How Compilers Work
Compilers are complex, however they basically go through three processes - lexical analysis, syntax analysis, and code generation.
Please note, although I am using Python for simplicity in my examples, Python is not (usually) compiled.
Lexical Analysis (3.2.f)
Lexical analysis takes the source program, strips out comments and whitespace, and replaces reserved words and symbols used in the program with tokens (fixed length strings of binary digits). Variable names are stored for later use and error messages are output if necessary.
IF FOO > BAR THEN: FOOBAR = TRUE ELSE: FOOBAR = FALSE
The above code might be converted to the following sequence of tokens (expressed in denary for easy reading, but in reality they would be expressed in binary):
10 50 20 50 11 90 99 99 50 22 41 12 99 99 50 22 42
Note that "50" simply means "there's a variable here, look it up in the variable lookup table".
Syntax Analysis (3.2.g)
You do not need to have detailed knowledge of the syntax of programming languages
Syntax analysis is where the token stream is verified against the syntax rules of the programming language.

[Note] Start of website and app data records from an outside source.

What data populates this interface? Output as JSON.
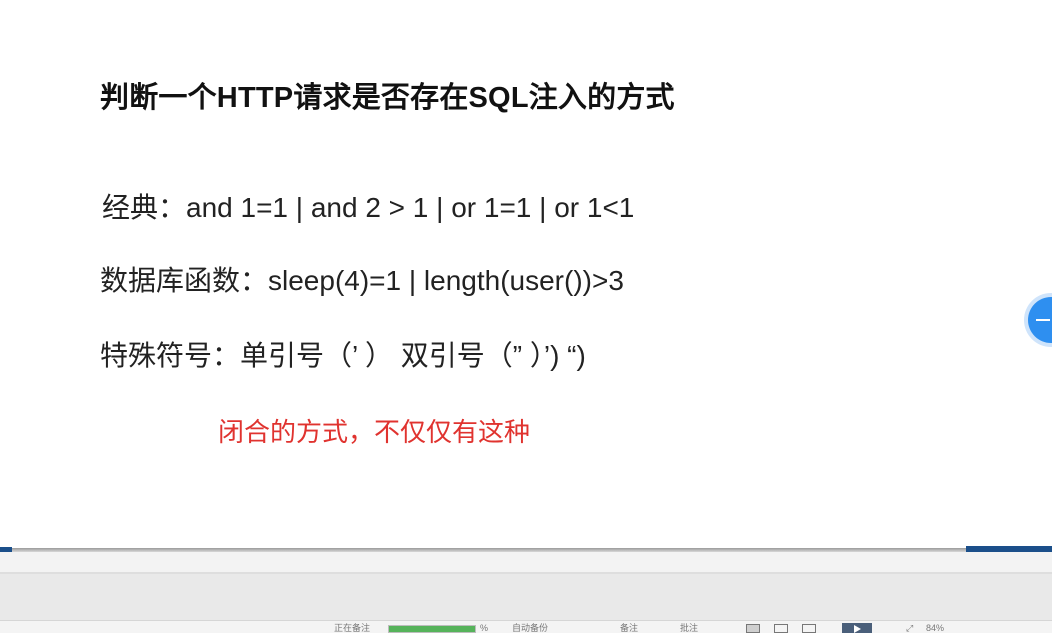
{
  "slide": {
    "title": "判断一个HTTP请求是否存在SQL注入的方式",
    "line_classic": "经典：and 1=1 | and 2 > 1 | or 1=1 | or 1<1",
    "line_db_func": "数据库函数：sleep(4)=1 | length(user())>3",
    "line_special": "特殊符号：单引号（’ ） 双引号（” ）’) “)",
    "note": "闭合的方式，不仅仅有这种"
  },
  "statusbar": {
    "left_label": "正在备注",
    "progress_percent": 100,
    "progress_label": "%",
    "middle_label": "自动备份",
    "notes_label": "备注",
    "comments_label": "批注",
    "zoom_label": "84%"
  },
  "colors": {
    "note_red": "#e0332f",
    "float_button_blue": "#2e8ff0",
    "accent_blue": "#1b4f8a",
    "progress_green": "#56b35b"
  },
  "icons": {
    "float_button": "collapse-icon",
    "play": "play-icon"
  }
}
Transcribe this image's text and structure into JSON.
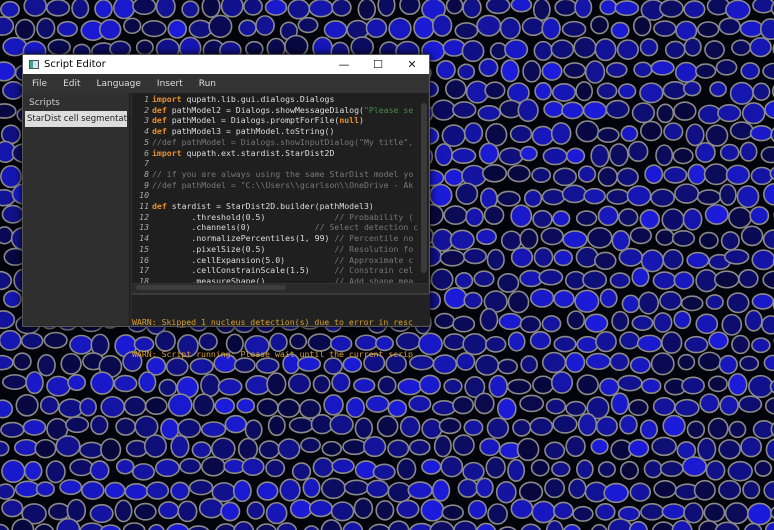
{
  "window": {
    "title": "Script Editor",
    "minimize": "—",
    "maximize": "☐",
    "close": "✕"
  },
  "menu": [
    "File",
    "Edit",
    "Language",
    "Insert",
    "Run"
  ],
  "scripts": {
    "header": "Scripts",
    "items": [
      "StarDist cell segmentation"
    ]
  },
  "code": [
    [
      [
        "kw",
        "import"
      ],
      [
        "",
        "qupath.lib.gui.dialogs.Dialogs"
      ]
    ],
    [
      [
        "kw",
        "def"
      ],
      [
        "",
        "pathModel2 = Dialogs.showMessageDialog("
      ],
      [
        "st",
        "\"Please se"
      ]
    ],
    [
      [
        "kw",
        "def"
      ],
      [
        "",
        "pathModel = Dialogs.promptForFile("
      ],
      [
        "kw",
        "null"
      ],
      [
        "",
        ")"
      ]
    ],
    [
      [
        "kw",
        "def"
      ],
      [
        "",
        "pathModel3 = pathModel.toString()"
      ]
    ],
    [
      [
        "cm",
        "//def pathModel = Dialogs.showInputDialog(\"My title\","
      ]
    ],
    [
      [
        "kw",
        "import"
      ],
      [
        "",
        "qupath.ext.stardist.StarDist2D"
      ]
    ],
    [],
    [
      [
        "cm",
        "// if you are always using the same StarDist model yo"
      ]
    ],
    [
      [
        "cm",
        "//def pathModel = \"C:\\\\Users\\\\gcarlson\\\\OneDrive - Ak"
      ]
    ],
    [],
    [
      [
        "kw",
        "def"
      ],
      [
        "",
        "stardist = StarDist2D.builder(pathModel3)"
      ]
    ],
    [
      [
        "",
        "        .threshold(0.5)              "
      ],
      [
        "cm",
        "// Probability ("
      ]
    ],
    [
      [
        "",
        "        .channels(0)             "
      ],
      [
        "cm",
        "// Select detection c"
      ]
    ],
    [
      [
        "",
        "        .normalizePercentiles(1, 99) "
      ],
      [
        "cm",
        "// Percentile no"
      ]
    ],
    [
      [
        "",
        "        .pixelSize(0.5)              "
      ],
      [
        "cm",
        "// Resolution fo"
      ]
    ],
    [
      [
        "",
        "        .cellExpansion(5.0)          "
      ],
      [
        "cm",
        "// Approximate c"
      ]
    ],
    [
      [
        "",
        "        .cellConstrainScale(1.5)     "
      ],
      [
        "cm",
        "// Constrain cel"
      ]
    ],
    [
      [
        "",
        "        .measureShape()              "
      ],
      [
        "cm",
        "// Add shape mea"
      ]
    ]
  ],
  "console": [
    "WARN: Skipped 1 nucleus detection(s) due to error in resc",
    "WARN: Script running: Please wait until the current scrip"
  ],
  "colors": {
    "keyword": "#e8902a",
    "comment": "#777777",
    "warn": "#d9a030",
    "cells": "#1a1aff",
    "outlines": "#8a8a8a"
  }
}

Consider the token stream above. It reads:
IF VARIABLE GREATER-THAN VARIABLE THEN : (space) (space) VARIABLE SET-TO TRUE ELSE : (space) (space) VARIABLE SET-TO FALSE
This is perfectly valid syntax for Python. However, in a different language (such as C or PHP), the syntax could be different.
Code Generation (3.2.h)
Code generation is where code is actually converted into machine code (which can be executed). Many low-level functions are created from each high-level function. During code generation, the code can be optimised - either for smallest code size, or fastest performance, or to improve some other aspect of the code.